Only got a kernel stack trace once, trying to unload the automatically loaded digital TV drivers. And I didn't have to compile anything.

About half an hour after unboxing, I was using gqrx to get a waterfall plot of various things - BBC Radio 1, Capital, PMR446, the London bus trunked radio system, GB3LW, some local business users, and some (not-decoded) ADS-B plane traffic and some classical music being played in the CB range.

I think it needs a better antenna though - I can pick up stuff ok on my Baofeng handheld that I'm not getting through this.

Also might be interesting to see if a Raspberry Pi 2 is powerful enough to run this.

02 March, 2016

Coroutines and first order functions to flash an LED on an ESP8266

The Adafruit tutorial for flashing an LED using Lua on an ESP8266 is buggy: The main loop does not yield to the underlying operating system, and instead hogs the CPU causing eventual crash - usually after about 10 seconds for me.

Here's the code reproduced from the tutorial:

    while 1 do
    gpio.write(3, gpio.HIGH)
    tmr.delay(1000000) -- waits a second, without allowing OS to run
    gpio.write(3, gpio.LOW)
    tmr.delay(1000000) -- and again

The NodeMCU people advocate using a node.js async callback style, where instead of delaying your thread, you would instead set an alarm for a callback to do the next thing. Using tmr.delay and looping a lot is strongly discouraged because it upsets the OS.

I hate that callback style of coding (for reasons).

Lua has co-routines, though, apparently because people wanted to do things like write scripts that kept yielding back to a game engine and then resuming. (See this history of Lua)

I've recently been playing with effect systems in Haskell (see blog tag extensible-effects) and realised that Lua co-routines provide enough infrastructure for (some of) this.

So I hacked up a prototype.

The "user program" looks very much like the Adafruit example:

flashDelay = 200 -- ms
function flasher()
  while 1 do
    gpio.write(3, gpio.HIGH)
    gpio.write(3, gpio.LOW)
and can be run like this;
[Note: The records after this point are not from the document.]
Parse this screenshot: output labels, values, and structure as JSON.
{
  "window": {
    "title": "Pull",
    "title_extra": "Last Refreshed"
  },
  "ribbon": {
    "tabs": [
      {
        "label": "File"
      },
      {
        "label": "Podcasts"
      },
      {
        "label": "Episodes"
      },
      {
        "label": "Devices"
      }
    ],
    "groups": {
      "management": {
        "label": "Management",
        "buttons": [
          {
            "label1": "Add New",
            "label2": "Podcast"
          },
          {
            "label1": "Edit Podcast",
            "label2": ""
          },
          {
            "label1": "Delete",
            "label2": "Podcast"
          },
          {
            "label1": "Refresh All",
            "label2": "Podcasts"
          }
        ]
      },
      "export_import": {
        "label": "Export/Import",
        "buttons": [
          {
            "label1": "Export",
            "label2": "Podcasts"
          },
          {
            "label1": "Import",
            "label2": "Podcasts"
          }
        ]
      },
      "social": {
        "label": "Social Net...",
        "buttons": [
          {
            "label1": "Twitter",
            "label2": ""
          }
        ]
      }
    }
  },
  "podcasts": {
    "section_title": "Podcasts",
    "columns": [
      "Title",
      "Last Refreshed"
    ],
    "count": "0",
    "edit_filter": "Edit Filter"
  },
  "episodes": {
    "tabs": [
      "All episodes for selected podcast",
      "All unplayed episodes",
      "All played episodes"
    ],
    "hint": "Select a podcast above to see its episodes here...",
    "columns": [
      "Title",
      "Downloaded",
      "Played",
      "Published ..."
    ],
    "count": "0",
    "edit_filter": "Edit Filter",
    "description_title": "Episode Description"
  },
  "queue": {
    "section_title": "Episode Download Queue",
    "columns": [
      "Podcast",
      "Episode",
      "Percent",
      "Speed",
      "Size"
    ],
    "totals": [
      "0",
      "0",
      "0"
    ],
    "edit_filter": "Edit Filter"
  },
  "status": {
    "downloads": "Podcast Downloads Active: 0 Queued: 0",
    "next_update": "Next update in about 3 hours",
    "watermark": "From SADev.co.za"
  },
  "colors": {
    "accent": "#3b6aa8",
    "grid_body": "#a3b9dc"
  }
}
You can also use driveCoroutineBad which uses the blocking tmr.delay instead of the asynchronous tmr.alarm, and get the same ESP-crashing behaviour as the original example.

The main difference is that calls to tmr.delay are replaced by a call to yield. In effect system language, that means the code is asking the effect handler (driveCoroutineGood or driveCoroutineBad) to perform an effect (to delay by the appropriate time) rather than performing the effect itself. How that actually happens is down to the effect handler: in the bad case, just calls tmr.delay; and in the good case, does all the wrapping up of callbacks for tmr.alarm.

This ends up looking almost identical to the code in this GitHub issue, tmr.delay() is synchronous and blocks the network stack.

On a very simple example, this is a bit overkill, but on a bigger example is probably more interesting: you can call coroutine.yield deep down inside a whole stack of functions, which becomes tangly if you're trying to build this manually as an async callback.

Other callback style stuff is hopefully amenable to this - for example, socket handling.